Socrates' Art and the Delphic Oracle (20c-23c) the false images of Socrates arose because people misunderstood his true activity. Socrates explains this activity by relating a story about the Delphic Oracle. The Saying of the Delphic Oracle -- A friend of Socrates' went to the Oracle and asked the priestess "Who is the wisest of mortals?" and the priestess replied: "Socrates is the wisest”. When Socrates heard this he was surprised, since he thought of himself as "most ignorant." The Testing of the Delphic Oracle. After some hesitation, he sought to show the saying wrong by finding someone wiser than he. He began to question various people, including politicians, poets, and craftsmen. In each encounter the person made a claim that he was in possession of some kind of wisdom or absolute knowledge. The knowledge relates to the spheres of what might be called value, the problems of God, the Good, and the Beautiful. The Truth of the Delphic Oracle: After "testing" the saying of the god, Socrates became aware of the truth of the saying that "Socrates is most wise". It can be expressed as follows: Socrates was most wise because he was AWARE of his ignorance. (This is how Socratic Wisdom is related to Socratic Ignorance. And, in a profound sense, those around Socrates, those who claimed “knowledge" in the sphere of values, were ignorant of their ignorance.
How the Charges Arose (23c-24a) In the course of Socrates' verification of the Delphic Oracle, many people had their beliefs and values questioned and cast into doubt. The response of many to this experience was confusion and anger. Over the years, this anger took the form of a general resentment against Socrates. The Specific Charges (24b - 28a). The charges made by Miletus and Anytus were that Socrates was guilty of: a corruption of the youth.
“I know, I do not know,” is one of Socrates’ most notable quotes. These few words can explain the basis of Socrates’ views and philosophies. In fact, his quotation is a view point in itself. These six clever little words allow Socrates to preserve his freedom and avoid responsibility. In the Apology, an account written by Plato, many of Socrates’ ethical beliefs are brought to the surface. Socrates explains his outlook on the afterlife and justice. In some ways Socrates seems to contradict his most notable quote, as well as, his stance on personal ethics

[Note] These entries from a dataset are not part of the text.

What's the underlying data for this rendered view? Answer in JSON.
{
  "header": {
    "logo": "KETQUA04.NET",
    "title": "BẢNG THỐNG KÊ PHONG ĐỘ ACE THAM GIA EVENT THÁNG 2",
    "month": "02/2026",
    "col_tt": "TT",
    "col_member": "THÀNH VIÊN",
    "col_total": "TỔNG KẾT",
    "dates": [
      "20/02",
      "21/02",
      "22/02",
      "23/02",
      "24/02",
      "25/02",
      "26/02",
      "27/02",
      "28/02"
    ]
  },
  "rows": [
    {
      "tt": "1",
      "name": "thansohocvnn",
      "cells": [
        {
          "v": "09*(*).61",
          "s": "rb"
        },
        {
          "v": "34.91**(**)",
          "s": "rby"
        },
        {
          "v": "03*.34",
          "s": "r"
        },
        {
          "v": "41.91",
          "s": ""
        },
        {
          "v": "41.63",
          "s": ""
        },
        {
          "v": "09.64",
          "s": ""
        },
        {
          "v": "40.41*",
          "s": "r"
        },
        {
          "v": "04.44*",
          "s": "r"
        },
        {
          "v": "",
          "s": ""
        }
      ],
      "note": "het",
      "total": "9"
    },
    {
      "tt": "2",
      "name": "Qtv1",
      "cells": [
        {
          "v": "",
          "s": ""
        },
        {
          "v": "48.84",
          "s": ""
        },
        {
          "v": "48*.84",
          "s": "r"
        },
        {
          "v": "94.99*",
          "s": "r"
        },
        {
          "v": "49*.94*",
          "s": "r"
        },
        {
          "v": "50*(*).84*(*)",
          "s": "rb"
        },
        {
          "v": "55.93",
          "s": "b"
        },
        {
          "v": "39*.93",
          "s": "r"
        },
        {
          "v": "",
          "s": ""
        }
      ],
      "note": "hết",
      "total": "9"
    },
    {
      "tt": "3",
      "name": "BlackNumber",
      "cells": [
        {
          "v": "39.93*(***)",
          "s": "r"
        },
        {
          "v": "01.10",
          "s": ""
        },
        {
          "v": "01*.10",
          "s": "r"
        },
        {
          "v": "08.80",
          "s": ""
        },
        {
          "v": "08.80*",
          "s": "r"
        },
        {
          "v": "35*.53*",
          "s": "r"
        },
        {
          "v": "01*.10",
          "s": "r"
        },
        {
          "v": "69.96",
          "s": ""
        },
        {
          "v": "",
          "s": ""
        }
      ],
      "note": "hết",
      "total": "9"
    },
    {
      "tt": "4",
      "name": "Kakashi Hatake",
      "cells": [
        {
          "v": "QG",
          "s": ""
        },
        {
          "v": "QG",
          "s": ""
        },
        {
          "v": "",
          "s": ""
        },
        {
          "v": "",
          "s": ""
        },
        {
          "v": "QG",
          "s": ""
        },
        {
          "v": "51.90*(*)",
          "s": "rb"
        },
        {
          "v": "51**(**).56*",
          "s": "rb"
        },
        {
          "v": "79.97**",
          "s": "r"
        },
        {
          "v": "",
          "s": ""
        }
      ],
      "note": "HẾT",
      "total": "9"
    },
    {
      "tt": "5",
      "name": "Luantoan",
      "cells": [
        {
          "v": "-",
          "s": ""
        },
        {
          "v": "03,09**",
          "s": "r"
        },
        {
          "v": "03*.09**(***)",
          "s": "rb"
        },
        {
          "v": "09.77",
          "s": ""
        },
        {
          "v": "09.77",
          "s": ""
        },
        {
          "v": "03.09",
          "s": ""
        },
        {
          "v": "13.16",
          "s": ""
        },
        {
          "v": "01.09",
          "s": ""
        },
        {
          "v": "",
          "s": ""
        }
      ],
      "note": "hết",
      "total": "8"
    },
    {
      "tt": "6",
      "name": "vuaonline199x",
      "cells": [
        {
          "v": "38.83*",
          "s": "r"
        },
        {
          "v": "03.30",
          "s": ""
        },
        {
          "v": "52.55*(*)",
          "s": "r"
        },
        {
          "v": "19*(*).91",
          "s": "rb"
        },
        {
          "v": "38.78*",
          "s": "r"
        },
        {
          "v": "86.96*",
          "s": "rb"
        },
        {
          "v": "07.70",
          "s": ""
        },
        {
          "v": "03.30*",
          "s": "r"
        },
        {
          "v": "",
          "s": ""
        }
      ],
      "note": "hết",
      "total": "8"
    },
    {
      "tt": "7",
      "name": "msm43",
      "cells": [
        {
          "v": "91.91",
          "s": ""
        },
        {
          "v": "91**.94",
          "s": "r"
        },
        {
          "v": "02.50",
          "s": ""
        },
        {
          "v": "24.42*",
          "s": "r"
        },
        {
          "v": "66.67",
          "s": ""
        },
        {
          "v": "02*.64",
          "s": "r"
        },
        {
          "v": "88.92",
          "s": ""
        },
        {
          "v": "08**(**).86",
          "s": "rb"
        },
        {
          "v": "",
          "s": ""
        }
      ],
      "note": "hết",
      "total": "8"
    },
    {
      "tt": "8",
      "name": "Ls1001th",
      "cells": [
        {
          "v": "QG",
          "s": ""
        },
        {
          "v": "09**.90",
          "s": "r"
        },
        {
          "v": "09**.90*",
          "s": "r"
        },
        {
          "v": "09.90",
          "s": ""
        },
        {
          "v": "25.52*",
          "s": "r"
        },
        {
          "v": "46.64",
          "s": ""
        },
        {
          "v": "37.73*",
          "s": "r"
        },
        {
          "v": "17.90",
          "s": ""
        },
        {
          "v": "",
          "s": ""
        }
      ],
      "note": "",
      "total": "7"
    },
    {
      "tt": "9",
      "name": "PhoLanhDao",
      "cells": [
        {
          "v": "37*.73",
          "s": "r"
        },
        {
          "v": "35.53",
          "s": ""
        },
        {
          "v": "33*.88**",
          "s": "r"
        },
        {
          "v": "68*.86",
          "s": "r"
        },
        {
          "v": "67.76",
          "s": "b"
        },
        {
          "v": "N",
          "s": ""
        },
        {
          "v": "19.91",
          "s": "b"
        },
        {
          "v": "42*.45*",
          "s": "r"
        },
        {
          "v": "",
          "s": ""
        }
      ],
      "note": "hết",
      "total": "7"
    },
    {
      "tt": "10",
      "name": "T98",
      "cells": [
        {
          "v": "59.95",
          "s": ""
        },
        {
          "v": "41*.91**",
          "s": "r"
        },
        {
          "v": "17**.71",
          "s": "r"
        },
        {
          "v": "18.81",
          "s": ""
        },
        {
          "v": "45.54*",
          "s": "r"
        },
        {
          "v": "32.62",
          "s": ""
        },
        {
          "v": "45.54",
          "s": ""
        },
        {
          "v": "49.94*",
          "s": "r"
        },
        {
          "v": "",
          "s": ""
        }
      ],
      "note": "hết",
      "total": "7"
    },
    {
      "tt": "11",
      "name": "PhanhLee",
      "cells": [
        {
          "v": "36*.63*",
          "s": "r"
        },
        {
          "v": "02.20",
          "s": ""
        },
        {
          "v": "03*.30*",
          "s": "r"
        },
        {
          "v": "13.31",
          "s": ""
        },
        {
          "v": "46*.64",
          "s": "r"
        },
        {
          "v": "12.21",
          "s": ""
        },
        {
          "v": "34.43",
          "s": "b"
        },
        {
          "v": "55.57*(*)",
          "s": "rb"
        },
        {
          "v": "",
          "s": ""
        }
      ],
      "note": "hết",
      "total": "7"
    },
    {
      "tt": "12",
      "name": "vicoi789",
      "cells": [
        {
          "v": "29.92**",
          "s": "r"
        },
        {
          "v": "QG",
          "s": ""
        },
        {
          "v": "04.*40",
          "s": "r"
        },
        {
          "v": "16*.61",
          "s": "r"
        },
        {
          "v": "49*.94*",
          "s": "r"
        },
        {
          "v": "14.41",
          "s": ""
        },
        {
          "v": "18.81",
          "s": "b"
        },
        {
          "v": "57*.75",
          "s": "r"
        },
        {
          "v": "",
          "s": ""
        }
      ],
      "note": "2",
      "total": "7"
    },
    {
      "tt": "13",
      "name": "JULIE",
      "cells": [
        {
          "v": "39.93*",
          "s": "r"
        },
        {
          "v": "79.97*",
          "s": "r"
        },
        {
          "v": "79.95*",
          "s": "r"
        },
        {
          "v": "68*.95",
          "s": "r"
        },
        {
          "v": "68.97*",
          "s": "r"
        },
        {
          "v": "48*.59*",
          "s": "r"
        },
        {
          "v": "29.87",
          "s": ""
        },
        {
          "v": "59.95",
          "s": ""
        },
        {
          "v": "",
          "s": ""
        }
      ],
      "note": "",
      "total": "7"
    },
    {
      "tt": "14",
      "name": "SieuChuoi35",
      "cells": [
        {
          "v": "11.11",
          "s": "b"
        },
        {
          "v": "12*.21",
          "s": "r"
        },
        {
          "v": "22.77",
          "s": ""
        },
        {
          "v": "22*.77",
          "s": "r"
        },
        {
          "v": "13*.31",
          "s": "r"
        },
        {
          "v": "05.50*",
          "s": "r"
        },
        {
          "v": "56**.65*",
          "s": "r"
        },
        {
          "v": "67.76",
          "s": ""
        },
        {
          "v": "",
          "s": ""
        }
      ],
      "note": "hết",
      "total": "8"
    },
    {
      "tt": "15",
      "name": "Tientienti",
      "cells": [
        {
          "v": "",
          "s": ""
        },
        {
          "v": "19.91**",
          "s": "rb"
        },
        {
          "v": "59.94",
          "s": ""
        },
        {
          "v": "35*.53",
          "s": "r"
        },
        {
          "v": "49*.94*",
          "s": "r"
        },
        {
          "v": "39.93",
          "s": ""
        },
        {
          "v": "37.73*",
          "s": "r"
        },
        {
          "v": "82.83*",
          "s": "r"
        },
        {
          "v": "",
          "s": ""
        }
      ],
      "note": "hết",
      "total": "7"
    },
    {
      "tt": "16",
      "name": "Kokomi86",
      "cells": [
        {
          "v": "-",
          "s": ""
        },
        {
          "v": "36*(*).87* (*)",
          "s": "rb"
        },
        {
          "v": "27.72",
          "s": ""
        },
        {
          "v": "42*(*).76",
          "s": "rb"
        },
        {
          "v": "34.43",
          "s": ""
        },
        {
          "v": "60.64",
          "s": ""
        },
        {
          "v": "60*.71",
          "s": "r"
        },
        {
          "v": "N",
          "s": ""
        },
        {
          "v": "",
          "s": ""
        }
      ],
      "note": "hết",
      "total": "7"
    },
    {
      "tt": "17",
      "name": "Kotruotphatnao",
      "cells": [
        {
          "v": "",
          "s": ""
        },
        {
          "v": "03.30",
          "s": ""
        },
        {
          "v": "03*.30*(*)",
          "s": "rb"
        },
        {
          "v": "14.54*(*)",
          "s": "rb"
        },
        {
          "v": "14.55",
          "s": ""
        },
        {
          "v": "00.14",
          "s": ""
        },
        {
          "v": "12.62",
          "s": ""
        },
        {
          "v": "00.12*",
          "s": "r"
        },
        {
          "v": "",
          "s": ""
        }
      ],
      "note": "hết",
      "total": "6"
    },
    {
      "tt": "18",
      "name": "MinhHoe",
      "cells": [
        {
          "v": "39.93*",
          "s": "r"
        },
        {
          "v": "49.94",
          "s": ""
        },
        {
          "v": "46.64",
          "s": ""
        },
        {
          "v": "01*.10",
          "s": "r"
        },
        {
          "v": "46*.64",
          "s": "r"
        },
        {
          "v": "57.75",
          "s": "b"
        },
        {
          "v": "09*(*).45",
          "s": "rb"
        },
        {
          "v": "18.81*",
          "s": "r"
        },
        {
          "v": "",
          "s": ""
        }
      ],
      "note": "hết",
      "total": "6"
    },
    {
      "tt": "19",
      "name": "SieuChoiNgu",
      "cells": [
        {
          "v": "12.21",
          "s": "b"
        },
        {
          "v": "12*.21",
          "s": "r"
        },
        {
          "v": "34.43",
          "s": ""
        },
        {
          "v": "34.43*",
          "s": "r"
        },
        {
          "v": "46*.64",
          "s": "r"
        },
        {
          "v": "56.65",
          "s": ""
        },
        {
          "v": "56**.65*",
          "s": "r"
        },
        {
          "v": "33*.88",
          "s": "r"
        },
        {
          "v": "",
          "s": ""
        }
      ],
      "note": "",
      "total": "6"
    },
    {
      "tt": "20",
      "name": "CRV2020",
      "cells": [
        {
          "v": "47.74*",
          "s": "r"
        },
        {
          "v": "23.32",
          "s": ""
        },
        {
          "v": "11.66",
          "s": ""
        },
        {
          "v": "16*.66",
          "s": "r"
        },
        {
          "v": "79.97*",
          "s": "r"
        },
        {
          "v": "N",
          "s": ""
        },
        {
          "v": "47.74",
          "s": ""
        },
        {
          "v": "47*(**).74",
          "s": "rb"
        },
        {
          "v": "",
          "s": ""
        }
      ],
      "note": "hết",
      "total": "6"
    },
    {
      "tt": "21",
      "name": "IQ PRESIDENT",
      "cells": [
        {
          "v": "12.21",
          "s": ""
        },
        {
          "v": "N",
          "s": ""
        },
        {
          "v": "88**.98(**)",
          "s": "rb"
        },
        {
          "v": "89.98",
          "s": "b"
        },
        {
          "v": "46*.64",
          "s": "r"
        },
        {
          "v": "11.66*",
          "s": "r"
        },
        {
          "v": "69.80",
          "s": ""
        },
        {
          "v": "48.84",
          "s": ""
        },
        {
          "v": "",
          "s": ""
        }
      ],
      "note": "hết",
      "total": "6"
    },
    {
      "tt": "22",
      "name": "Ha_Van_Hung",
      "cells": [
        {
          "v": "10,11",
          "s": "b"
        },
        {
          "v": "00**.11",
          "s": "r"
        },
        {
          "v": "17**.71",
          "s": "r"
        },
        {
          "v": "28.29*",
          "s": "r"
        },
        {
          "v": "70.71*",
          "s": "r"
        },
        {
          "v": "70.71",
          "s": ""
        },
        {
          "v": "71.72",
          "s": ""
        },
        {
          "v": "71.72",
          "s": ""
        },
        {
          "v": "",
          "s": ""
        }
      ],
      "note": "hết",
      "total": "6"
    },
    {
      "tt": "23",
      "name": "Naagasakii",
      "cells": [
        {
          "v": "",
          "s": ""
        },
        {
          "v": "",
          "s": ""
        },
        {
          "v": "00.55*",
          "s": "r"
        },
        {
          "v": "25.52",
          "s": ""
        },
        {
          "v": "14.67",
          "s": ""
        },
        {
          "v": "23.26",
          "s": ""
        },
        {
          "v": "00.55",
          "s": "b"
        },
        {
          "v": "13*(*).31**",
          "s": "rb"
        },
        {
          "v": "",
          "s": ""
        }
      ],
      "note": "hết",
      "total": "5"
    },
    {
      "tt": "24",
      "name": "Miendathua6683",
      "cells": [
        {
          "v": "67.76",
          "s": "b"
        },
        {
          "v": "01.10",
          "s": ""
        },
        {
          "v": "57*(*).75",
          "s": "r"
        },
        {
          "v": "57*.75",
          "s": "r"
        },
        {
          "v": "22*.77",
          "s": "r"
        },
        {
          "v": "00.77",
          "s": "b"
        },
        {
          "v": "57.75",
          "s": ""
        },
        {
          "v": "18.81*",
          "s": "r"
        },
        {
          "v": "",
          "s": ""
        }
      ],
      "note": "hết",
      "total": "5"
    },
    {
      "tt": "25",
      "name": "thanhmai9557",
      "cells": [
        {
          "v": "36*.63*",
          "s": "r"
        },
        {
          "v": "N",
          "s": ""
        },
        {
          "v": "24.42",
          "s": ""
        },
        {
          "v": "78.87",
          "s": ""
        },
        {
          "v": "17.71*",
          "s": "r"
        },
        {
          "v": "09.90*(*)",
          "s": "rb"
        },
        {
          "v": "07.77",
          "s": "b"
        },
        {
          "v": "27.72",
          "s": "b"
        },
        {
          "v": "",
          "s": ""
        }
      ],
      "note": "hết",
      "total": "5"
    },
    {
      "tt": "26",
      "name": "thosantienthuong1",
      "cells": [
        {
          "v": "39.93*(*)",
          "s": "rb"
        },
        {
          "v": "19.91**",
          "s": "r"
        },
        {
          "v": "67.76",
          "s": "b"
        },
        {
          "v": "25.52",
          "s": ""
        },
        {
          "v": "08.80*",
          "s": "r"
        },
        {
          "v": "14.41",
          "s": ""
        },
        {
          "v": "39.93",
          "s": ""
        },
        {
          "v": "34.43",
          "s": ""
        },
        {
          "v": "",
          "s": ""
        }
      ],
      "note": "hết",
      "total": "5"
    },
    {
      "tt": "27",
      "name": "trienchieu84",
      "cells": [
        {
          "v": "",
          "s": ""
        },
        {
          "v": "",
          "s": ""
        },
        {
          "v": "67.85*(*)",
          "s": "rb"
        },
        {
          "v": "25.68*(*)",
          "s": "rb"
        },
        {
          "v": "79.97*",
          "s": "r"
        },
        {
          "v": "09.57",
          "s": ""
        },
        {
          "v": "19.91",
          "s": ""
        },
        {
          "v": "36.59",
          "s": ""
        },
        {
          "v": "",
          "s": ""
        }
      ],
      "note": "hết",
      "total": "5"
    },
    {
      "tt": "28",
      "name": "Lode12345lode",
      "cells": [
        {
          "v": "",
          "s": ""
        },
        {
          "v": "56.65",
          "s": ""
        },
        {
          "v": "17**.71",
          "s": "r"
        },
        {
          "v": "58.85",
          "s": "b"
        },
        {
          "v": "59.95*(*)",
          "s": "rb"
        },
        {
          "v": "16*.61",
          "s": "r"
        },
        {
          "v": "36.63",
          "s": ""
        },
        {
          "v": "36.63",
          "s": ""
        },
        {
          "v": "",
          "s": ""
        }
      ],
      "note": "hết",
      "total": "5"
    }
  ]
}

Socrates’ view on justice differs from public opinion. Socrates thinks that receiving unjust actions only harm the body, but performing unjust actions harm the soul, which is worse. In terms of hierarchy, most people would place the protection of their body above the protection of their soul. In my opinion, harming the soul automatically harms the body. I believe that the body cannot survive without the soul and the soul cannot survive without the body. When it comes to our bodies, we should be more prudent, because the soul needs the body. The body acts like an outlet and is a source of survival for the soul. The body also provides the soul with protection. Therefore, in order to protect your soul, you must protect your body, even if that means you must act unjustly meaning even though you have to do something awful or not in the common norms.